◆ Exercise directions: Every record must be given again word for word; no picture belongs in the copy.

───── Data shown ─────

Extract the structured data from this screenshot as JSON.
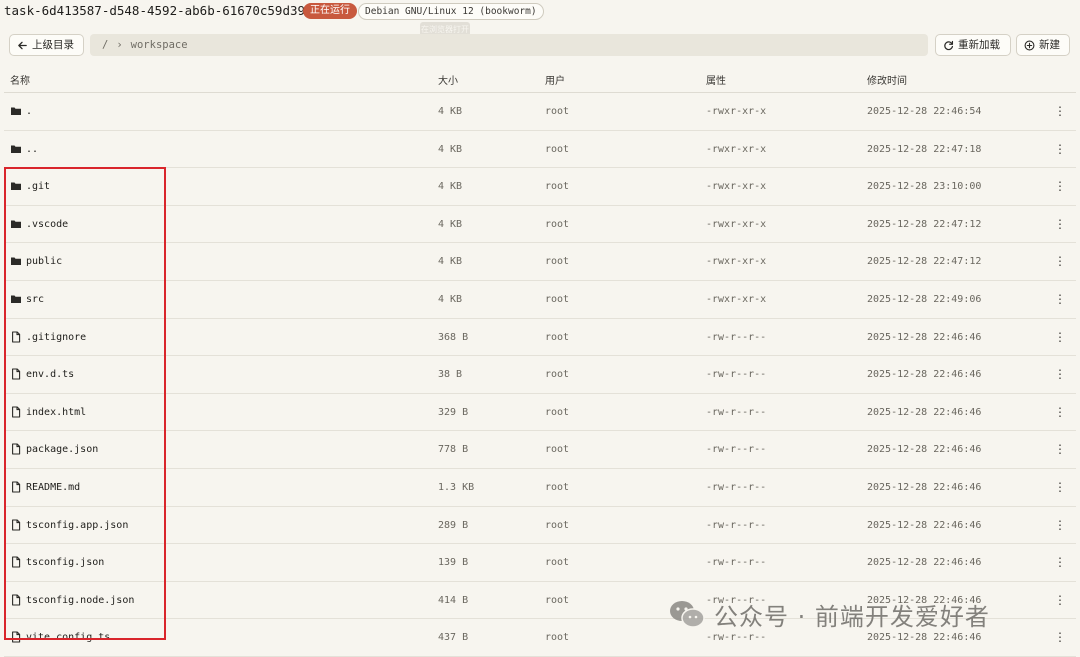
{
  "header": {
    "task_title": "task-6d413587-d548-4592-ab6b-61670c59d396",
    "status_badge": "正在运行",
    "os_badge": "Debian GNU/Linux 12 (bookworm)",
    "tooltip": "在浏览器打开"
  },
  "toolbar": {
    "back_label": "上级目录",
    "path_root": "/",
    "path_separator": "›",
    "path_segment": "workspace",
    "reload_label": "重新加载",
    "new_label": "新建"
  },
  "table": {
    "columns": [
      "名称",
      "大小",
      "用户",
      "属性",
      "修改时间"
    ],
    "rows": [
      {
        "type": "folder",
        "name": ".",
        "size": "4 KB",
        "user": "root",
        "perm": "-rwxr-xr-x",
        "time": "2025-12-28 22:46:54"
      },
      {
        "type": "folder",
        "name": "..",
        "size": "4 KB",
        "user": "root",
        "perm": "-rwxr-xr-x",
        "time": "2025-12-28 22:47:18"
      },
      {
        "type": "folder",
        "name": ".git",
        "size": "4 KB",
        "user": "root",
        "perm": "-rwxr-xr-x",
        "time": "2025-12-28 23:10:00"
      },
      {
        "type": "folder",
        "name": ".vscode",
        "size": "4 KB",
        "user": "root",
        "perm": "-rwxr-xr-x",
        "time": "2025-12-28 22:47:12"
      },
      {
        "type": "folder",
        "name": "public",
        "size": "4 KB",
        "user": "root",
        "perm": "-rwxr-xr-x",
        "time": "2025-12-28 22:47:12"
      },
      {
        "type": "folder",
        "name": "src",
        "size": "4 KB",
        "user": "root",
        "perm": "-rwxr-xr-x",
        "time": "2025-12-28 22:49:06"
      },
      {
        "type": "file",
        "name": ".gitignore",
        "size": "368 B",
        "user": "root",
        "perm": "-rw-r--r--",
        "time": "2025-12-28 22:46:46"
      },
      {
        "type": "file",
        "name": "env.d.ts",
        "size": "38 B",
        "user": "root",
        "perm": "-rw-r--r--",
        "time": "2025-12-28 22:46:46"
      },
      {
        "type": "file",
        "name": "index.html",
        "size": "329 B",
        "user": "root",
        "perm": "-rw-r--r--",
        "time": "2025-12-28 22:46:46"
      },
      {
        "type": "file",
        "name": "package.json",
        "size": "778 B",
        "user": "root",
        "perm": "-rw-r--r--",
        "time": "2025-12-28 22:46:46"
      },
      {
        "type": "file",
        "name": "README.md",
        "size": "1.3 KB",
        "user": "root",
        "perm": "-rw-r--r--",
        "time": "2025-12-28 22:46:46"
      },
      {
        "type": "file",
        "name": "tsconfig.app.json",
        "size": "289 B",
        "user": "root",
        "perm": "-rw-r--r--",
        "time": "2025-12-28 22:46:46"
      },
      {
        "type": "file",
        "name": "tsconfig.json",
        "size": "139 B",
        "user": "root",
        "perm": "-rw-r--r--",
        "time": "2025-12-28 22:46:46"
      },
      {
        "type": "file",
        "name": "tsconfig.node.json",
        "size": "414 B",
        "user": "root",
        "perm": "-rw-r--r--",
        "time": "2025-12-28 22:46:46"
      },
      {
        "type": "file",
        "name": "vite.config.ts",
        "size": "437 B",
        "user": "root",
        "perm": "-rw-r--r--",
        "time": "2025-12-28 22:46:46"
      }
    ]
  },
  "watermark": {
    "text": "公众号 · 前端开发爱好者",
    "icon": "wechat-icon"
  },
  "colors": {
    "background": "#f7f5ef",
    "status_badge": "#c8593e",
    "highlight": "#d9252b"
  }
}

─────

◆ Written answer:
Extract the structured data from this screenshot as JSON.
{
  "header": {
    "task_title": "task-6d413587-d548-4592-ab6b-61670c59d396",
    "status_badge": "正在运行",
    "os_badge": "Debian GNU/Linux 12 (bookworm)",
    "tooltip": "在浏览器打开"
  },
  "toolbar": {
    "back_label": "上级目录",
    "path_root": "/",
    "path_separator": "›",
    "path_segment": "workspace",
    "reload_label": "重新加载",
    "new_label": "新建"
  },
  "table": {
    "columns": [
      "名称",
      "大小",
      "用户",
      "属性",
      "修改时间"
    ],
    "rows": [
      {
        "type": "folder",
        "name": ".",
        "size": "4 KB",
        "user": "root",
        "perm": "-rwxr-xr-x",
        "time": "2025-12-28 22:46:54"
      },
      {
        "type": "folder",
        "name": "..",
        "size": "4 KB",
        "user": "root",
        "perm": "-rwxr-xr-x",
        "time": "2025-12-28 22:47:18"
      },
      {
        "type": "folder",
        "name": ".git",
        "size": "4 KB",
        "user": "root",
        "perm": "-rwxr-xr-x",
        "time": "2025-12-28 23:10:00"
      },
      {
        "type": "folder",
        "name": ".vscode",
        "size": "4 KB",
        "user": "root",
        "perm": "-rwxr-xr-x",
        "time": "2025-12-28 22:47:12"
      },
      {
        "type": "folder",
        "name": "public",
        "size": "4 KB",
        "user": "root",
        "perm": "-rwxr-xr-x",
        "time": "2025-12-28 22:47:12"
      },
      {
        "type": "folder",
        "name": "src",
        "size": "4 KB",
        "user": "root",
        "perm": "-rwxr-xr-x",
        "time": "2025-12-28 22:49:06"
      },
      {
        "type": "file",
        "name": ".gitignore",
        "size": "368 B",
        "user": "root",
        "perm": "-rw-r--r--",
        "time": "2025-12-28 22:46:46"
      },
      {
        "type": "file",
        "name": "env.d.ts",
        "size": "38 B",
        "user": "root",
        "perm": "-rw-r--r--",
        "time": "2025-12-28 22:46:46"
      },
      {
        "type": "file",
        "name": "index.html",
        "size": "329 B",
        "user": "root",
        "perm": "-rw-r--r--",
        "time": "2025-12-28 22:46:46"
      },
      {
        "type": "file",
        "name": "package.json",
        "size": "778 B",
        "user": "root",
        "perm": "-rw-r--r--",
        "time": "2025-12-28 22:46:46"
      },
      {
        "type": "file",
        "name": "README.md",
        "size": "1.3 KB",
        "user": "root",
        "perm": "-rw-r--r--",
        "time": "2025-12-28 22:46:46"
      },
      {
        "type": "file",
        "name": "tsconfig.app.json",
        "size": "289 B",
        "user": "root",
        "perm": "-rw-r--r--",
        "time": "2025-12-28 22:46:46"
      },
      {
        "type": "file",
        "name": "tsconfig.json",
        "size": "139 B",
        "user": "root",
        "perm": "-rw-r--r--",
        "time": "2025-12-28 22:46:46"
      },
      {
        "type": "file",
        "name": "tsconfig.node.json",
        "size": "414 B",
        "user": "root",
        "perm": "-rw-r--r--",
        "time": "2025-12-28 22:46:46"
      },
      {
        "type": "file",
        "name": "vite.config.ts",
        "size": "437 B",
        "user": "root",
        "perm": "-rw-r--r--",
        "time": "2025-12-28 22:46:46"
      }
    ]
  },
  "watermark": {
    "text": "公众号 · 前端开发爱好者",
    "icon": "wechat-icon"
  },
  "colors": {
    "background": "#f7f5ef",
    "status_badge": "#c8593e",
    "highlight": "#d9252b"
  }
}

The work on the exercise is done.